ABOUT THIS TASK:
Here are some records; copy every line that holds the word "icon".

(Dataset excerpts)
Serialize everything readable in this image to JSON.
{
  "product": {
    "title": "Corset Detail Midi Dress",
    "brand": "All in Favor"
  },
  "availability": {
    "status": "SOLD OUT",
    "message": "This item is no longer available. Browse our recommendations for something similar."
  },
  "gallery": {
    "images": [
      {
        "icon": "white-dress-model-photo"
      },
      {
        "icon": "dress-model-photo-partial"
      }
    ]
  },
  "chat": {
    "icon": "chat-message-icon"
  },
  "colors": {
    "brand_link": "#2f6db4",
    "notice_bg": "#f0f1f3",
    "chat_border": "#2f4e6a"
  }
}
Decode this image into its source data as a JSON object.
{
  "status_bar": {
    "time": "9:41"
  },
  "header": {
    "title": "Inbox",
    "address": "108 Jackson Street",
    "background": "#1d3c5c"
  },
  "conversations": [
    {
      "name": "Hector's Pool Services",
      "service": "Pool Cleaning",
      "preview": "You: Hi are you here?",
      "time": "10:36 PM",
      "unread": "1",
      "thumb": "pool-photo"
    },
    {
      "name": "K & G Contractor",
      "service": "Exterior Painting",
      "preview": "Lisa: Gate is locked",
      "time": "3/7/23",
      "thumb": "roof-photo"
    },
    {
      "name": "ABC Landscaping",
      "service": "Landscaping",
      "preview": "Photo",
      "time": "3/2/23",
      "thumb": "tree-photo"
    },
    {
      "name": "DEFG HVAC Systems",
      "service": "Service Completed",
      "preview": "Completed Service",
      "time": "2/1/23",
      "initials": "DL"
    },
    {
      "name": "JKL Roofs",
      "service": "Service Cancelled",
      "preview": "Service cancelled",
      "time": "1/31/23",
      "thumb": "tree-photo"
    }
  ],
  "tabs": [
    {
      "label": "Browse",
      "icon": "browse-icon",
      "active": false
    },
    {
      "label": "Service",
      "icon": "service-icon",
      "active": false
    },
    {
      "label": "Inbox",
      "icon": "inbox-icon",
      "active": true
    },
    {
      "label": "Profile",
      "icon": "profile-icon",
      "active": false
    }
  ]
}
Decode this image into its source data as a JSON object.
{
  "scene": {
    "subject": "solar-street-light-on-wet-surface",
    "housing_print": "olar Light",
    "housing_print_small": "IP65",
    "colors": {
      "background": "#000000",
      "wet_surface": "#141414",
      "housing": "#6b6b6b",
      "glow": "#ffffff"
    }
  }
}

RESPONSE TO THIS TASK:
        "icon": "white-dress-model-photo"
        "icon": "dress-model-photo-partial"
    "icon": "chat-message-icon"
      "icon": "browse-icon",
      "icon": "service-icon",
      "icon": "inbox-icon",
      "icon": "profile-icon",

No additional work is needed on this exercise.